What if we banned fishing in international waters?
by Kevin Boyd • February 17, 2015
If we shut down all fishing in international waters, would fish harvests actually increase? It seems counterintuitive, but it’s the most likely outcome, according to research presented by one economist at the AAAS Annual Meeting in San Jose on Friday.
We’ve all heard about declining numbers of ocean fish in recent decades. And as it gets harder to catch fish along the coasts, fishermen are increasingly trolling international waters—areas more than 200 nautical miles away from any coastline.
The study looked at what would happen if nations agreed to ban all fishing in international waters. It would obviously help tuna and other fish species that go back and forth between coastal and international waters. But what about the fishermen? Would their catches and incomes decline? Would some countries lose more than others?
In fact, global catches of these fish would probably increase, said U. Rashid Sumaila, an economist from the University of British Columbia. He and other researchers modeled the scenario, and they estimate that fishermen worldwide would probably catch 42% more fish in coastal areas, more than enough to offset the loss of the banned fishing grounds. Even a modest catch increase of 18% would mean no net loss in fish catches, Sumaila said.
“We should turn international waters into a fish bank for the world,” Sumalia said. This protection would give open ocean fish a chance to reproduce and mature, which is especially critical for slow-growing species like tuna.
Although the study paints a rosy picture, a high seas fishing ban is a radical idea, and not likely to be enacted any time soon. In the last decade alone, several more modest plans to restrict international fishing were vetoed by one nation or another.
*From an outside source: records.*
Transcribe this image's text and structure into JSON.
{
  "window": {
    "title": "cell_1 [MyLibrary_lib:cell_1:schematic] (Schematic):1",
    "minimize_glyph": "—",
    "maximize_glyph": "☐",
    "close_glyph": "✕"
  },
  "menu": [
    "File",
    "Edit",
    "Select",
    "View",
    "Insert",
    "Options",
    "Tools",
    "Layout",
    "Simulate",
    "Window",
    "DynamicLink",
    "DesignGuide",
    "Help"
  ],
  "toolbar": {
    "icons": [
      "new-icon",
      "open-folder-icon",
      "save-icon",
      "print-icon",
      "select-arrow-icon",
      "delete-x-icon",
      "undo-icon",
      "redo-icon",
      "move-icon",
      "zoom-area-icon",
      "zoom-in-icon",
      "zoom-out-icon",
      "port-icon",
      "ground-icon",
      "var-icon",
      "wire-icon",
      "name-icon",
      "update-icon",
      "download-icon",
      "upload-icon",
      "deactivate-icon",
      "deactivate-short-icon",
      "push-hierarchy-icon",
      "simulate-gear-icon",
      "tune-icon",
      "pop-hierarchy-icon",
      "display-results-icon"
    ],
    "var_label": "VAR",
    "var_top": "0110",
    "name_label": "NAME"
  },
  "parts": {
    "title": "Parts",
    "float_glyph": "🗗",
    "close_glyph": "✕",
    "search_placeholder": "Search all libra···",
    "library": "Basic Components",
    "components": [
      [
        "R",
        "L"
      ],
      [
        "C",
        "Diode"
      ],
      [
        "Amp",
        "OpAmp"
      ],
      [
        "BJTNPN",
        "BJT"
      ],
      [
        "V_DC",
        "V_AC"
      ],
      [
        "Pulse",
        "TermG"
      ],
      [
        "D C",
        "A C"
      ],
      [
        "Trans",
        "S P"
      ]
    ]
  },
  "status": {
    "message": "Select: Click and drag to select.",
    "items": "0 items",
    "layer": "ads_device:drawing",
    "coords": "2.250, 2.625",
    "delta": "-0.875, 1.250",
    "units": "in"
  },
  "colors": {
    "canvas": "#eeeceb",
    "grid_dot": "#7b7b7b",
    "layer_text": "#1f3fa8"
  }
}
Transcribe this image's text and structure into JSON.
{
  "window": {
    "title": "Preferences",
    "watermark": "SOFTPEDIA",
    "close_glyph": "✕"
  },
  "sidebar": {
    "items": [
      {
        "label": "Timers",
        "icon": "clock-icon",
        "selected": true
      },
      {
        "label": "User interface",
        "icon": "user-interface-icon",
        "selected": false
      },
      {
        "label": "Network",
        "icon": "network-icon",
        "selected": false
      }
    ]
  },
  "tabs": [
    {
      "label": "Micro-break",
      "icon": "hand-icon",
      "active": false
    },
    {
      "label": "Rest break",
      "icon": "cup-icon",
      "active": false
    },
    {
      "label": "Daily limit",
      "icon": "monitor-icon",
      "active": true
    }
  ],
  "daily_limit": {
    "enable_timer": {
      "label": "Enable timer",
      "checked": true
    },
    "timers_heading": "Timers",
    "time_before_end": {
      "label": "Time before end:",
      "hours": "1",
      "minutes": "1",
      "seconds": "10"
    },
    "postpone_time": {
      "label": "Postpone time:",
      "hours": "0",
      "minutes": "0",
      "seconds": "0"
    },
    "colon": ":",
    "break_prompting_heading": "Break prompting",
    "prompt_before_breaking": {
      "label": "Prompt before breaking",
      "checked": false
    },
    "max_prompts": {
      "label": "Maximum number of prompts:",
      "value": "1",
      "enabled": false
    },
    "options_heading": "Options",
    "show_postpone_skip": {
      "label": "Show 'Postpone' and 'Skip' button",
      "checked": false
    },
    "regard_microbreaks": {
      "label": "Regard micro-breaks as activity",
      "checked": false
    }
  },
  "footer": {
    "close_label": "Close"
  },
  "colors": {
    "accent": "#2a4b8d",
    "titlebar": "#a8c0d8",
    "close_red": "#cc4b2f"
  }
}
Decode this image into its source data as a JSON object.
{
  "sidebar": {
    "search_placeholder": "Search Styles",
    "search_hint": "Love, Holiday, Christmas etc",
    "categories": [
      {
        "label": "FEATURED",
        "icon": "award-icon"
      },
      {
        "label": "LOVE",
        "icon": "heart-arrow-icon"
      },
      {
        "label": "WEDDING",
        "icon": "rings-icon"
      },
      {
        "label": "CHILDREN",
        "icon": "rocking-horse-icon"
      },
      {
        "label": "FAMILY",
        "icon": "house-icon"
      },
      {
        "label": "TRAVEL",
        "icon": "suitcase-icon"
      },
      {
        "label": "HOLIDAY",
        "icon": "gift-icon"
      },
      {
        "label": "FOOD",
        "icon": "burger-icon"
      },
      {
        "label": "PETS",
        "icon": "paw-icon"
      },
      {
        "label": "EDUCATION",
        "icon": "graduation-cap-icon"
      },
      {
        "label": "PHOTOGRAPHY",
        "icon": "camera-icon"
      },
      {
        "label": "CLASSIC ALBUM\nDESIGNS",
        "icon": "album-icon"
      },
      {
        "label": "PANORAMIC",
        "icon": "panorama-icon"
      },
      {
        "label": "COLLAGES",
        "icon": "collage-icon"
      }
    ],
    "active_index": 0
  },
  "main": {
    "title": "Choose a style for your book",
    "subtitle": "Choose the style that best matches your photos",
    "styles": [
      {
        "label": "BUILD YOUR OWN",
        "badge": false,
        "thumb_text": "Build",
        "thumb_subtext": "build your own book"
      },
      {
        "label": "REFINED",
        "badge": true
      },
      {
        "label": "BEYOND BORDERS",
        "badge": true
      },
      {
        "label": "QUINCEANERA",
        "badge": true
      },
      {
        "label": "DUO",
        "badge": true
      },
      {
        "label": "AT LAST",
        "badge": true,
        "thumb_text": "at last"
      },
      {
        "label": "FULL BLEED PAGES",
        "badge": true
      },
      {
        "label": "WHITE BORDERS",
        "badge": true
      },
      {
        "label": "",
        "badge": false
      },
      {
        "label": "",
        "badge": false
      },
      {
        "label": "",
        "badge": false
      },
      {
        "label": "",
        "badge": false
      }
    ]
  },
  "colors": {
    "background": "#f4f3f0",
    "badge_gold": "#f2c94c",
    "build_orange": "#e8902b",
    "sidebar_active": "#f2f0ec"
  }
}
Such a ban would benefit fishermen from most nations, Sumaila said, including the U.S. and powerful EU nations. But a few, such as South Korea, Taiwan, and Spain would see their catches decline. That might probably be enough to sink the plan, regardless of its benefits.